• **Task statement**:
From the records, pick out and copy each line containing "ammo".

• **Data to process**:
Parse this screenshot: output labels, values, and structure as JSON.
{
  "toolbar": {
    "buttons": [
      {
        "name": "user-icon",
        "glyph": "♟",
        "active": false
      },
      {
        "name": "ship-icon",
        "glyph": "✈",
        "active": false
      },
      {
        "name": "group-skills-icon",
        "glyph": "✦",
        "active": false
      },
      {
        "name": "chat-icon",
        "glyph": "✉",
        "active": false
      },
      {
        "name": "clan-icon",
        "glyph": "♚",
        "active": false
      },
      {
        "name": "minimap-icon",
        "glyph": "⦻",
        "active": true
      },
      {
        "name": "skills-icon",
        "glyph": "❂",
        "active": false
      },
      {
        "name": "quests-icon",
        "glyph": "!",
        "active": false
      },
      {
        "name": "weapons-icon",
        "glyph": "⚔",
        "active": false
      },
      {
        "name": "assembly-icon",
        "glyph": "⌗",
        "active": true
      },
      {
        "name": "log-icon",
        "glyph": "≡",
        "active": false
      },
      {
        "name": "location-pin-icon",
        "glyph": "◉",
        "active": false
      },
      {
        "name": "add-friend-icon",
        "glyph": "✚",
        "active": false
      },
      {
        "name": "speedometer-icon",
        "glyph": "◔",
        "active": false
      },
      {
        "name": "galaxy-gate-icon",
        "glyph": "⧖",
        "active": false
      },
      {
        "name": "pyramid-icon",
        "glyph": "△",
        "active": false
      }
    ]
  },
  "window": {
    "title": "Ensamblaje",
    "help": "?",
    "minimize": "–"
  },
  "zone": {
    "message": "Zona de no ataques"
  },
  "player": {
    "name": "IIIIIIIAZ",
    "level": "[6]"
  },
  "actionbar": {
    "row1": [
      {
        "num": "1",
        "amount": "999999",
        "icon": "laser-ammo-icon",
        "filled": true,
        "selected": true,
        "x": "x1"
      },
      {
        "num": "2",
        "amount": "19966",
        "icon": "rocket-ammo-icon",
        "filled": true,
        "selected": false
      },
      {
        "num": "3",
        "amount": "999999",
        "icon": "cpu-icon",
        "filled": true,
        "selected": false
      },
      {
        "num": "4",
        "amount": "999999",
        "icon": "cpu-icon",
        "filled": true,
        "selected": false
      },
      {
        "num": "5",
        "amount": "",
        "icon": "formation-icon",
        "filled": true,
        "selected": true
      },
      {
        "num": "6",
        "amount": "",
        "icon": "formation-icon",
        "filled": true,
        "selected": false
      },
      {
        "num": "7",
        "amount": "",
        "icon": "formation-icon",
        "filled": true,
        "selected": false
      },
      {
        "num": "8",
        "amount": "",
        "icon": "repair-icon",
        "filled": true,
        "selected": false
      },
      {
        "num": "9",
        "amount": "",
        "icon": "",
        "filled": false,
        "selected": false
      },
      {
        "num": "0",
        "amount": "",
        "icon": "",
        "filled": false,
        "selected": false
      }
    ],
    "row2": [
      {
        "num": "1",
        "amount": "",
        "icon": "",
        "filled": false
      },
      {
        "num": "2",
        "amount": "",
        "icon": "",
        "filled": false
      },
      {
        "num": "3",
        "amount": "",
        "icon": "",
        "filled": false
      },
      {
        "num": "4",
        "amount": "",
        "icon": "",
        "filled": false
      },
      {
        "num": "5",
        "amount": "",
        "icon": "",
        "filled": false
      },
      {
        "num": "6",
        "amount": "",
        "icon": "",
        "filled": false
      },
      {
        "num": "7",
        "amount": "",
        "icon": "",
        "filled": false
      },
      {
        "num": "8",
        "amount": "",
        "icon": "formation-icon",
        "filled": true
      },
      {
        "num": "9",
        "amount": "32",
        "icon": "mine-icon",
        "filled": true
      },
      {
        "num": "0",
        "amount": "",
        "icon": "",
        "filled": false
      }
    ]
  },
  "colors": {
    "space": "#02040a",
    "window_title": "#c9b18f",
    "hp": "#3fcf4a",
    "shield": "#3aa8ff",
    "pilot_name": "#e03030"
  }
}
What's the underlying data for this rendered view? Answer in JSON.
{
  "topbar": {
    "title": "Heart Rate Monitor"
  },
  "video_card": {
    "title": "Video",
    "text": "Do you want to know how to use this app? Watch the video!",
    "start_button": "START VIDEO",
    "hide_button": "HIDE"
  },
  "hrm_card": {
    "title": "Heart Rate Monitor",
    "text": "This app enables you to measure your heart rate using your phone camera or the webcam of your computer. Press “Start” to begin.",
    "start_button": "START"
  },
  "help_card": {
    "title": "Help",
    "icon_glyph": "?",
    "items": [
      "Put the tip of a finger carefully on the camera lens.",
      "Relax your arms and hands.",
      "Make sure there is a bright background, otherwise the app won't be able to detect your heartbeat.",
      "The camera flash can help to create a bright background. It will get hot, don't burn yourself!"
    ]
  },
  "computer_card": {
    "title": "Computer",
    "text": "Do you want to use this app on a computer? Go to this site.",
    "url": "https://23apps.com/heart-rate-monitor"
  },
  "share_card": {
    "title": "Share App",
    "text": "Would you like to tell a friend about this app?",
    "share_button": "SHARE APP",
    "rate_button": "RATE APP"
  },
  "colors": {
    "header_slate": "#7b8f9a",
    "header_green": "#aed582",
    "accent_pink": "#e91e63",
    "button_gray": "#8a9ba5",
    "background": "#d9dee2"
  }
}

• **Exercise result**:
        "icon": "laser-ammo-icon",
        "icon": "rocket-ammo-icon",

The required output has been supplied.